Wednesday, December 15, 2010
OF ANDALUZ, GEORDIE AND ESTUARY ENGLISH
My first thought was the BBC had palmed me off with Mexican Spanish but of course they hadn’t it was good Castilian. The problem was I was in Andalucía where they slash the ends of their words – you can add to the confusion the numerous village accents and slang.
So the news that a 37-year-old man who was born in Newcastle-upon-Tyne and now lives in London has landed a job as a Geordie dialect translator did bring a smile to my face.
Geordie is the patois spoken in England’s North East and as baffling as Andaluz to anybody from outside those regions. King’s College graduate Paul Davy will now decipher Geordie for clients of a London translation company.
By coincidence on the same day as I heard about our Geordie Boy (Alan Price – Jarrow Song - 1974) there was a letter in the Daily Telegraph about a range of Christmas Cards for the Essex town of Colchester with the greeting in Welsh!
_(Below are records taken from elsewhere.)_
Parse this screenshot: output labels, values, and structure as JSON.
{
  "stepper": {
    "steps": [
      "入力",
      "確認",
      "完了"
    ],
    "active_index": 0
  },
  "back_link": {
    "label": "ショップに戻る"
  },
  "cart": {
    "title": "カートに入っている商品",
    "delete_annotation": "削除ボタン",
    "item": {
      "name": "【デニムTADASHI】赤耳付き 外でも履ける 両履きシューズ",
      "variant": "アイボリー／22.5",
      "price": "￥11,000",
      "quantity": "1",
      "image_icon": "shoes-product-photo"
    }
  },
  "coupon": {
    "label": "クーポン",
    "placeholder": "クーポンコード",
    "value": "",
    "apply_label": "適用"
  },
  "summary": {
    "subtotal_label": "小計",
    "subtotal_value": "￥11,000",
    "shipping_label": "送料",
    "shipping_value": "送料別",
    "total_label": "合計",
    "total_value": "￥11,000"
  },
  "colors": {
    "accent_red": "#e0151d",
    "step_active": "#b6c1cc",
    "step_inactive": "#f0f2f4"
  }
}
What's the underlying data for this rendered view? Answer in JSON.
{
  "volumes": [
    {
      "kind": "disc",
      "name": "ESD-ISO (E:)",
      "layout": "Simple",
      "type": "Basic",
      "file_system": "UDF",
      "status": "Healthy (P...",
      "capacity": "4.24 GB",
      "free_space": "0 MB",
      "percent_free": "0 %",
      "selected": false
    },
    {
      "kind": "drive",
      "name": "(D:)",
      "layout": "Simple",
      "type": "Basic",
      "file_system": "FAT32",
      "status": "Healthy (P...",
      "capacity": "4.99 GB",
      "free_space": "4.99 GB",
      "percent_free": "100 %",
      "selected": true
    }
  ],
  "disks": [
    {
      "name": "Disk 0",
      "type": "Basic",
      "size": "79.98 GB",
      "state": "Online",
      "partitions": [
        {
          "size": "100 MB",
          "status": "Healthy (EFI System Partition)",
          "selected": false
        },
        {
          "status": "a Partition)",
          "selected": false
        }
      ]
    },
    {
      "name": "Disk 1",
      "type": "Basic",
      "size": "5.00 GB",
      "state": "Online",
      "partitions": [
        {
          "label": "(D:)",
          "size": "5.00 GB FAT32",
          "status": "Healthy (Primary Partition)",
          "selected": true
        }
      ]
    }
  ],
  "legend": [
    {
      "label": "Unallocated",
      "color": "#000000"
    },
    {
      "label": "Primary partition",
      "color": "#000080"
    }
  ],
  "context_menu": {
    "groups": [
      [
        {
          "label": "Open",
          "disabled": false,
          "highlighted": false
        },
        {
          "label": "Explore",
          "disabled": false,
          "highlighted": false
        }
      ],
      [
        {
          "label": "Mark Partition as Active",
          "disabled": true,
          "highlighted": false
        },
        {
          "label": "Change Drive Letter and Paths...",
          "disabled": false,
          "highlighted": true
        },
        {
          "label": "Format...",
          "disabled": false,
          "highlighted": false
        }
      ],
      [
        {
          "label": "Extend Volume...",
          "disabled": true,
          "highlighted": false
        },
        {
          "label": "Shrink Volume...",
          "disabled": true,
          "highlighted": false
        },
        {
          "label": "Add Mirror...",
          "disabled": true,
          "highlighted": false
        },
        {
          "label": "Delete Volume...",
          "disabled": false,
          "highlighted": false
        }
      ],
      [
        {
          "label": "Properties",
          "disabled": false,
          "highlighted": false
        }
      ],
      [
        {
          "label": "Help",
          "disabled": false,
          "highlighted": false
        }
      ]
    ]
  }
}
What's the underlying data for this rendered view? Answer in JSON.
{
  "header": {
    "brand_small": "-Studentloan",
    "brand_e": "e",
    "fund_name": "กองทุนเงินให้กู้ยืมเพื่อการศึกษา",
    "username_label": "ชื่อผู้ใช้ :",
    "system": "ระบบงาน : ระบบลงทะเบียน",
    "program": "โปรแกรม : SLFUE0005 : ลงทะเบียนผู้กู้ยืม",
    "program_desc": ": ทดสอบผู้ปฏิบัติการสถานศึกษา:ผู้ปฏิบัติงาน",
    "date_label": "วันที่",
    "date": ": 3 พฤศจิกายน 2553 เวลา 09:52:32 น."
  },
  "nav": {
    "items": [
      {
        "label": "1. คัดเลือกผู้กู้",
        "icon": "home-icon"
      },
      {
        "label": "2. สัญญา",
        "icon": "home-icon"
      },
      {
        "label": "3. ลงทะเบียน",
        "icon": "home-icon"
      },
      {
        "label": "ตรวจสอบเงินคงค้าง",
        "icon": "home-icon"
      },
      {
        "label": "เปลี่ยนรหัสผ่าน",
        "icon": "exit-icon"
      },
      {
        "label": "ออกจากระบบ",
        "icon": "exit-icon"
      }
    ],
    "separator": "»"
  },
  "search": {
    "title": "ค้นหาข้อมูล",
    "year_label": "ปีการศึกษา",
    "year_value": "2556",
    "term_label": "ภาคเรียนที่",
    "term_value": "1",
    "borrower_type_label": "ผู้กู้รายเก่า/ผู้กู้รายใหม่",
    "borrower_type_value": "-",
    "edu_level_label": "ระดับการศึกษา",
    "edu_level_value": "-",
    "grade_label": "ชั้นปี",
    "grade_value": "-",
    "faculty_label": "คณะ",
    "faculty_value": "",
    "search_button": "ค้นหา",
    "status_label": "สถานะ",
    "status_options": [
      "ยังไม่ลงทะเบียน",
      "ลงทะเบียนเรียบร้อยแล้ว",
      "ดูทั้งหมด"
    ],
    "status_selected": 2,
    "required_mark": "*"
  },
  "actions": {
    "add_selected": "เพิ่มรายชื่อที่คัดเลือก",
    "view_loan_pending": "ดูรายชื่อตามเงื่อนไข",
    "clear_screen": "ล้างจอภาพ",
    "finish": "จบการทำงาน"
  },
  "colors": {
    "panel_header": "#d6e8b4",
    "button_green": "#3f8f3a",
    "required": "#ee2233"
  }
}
They were not selling very well!
Today the lingua franca in Essex is Estuary English although if you delve in to the small rural villages you will find accents and phrases that would be a foreign tongue to Dagenham man and woman.
As we say in Newcastle: Ye knaa what ah mean leik.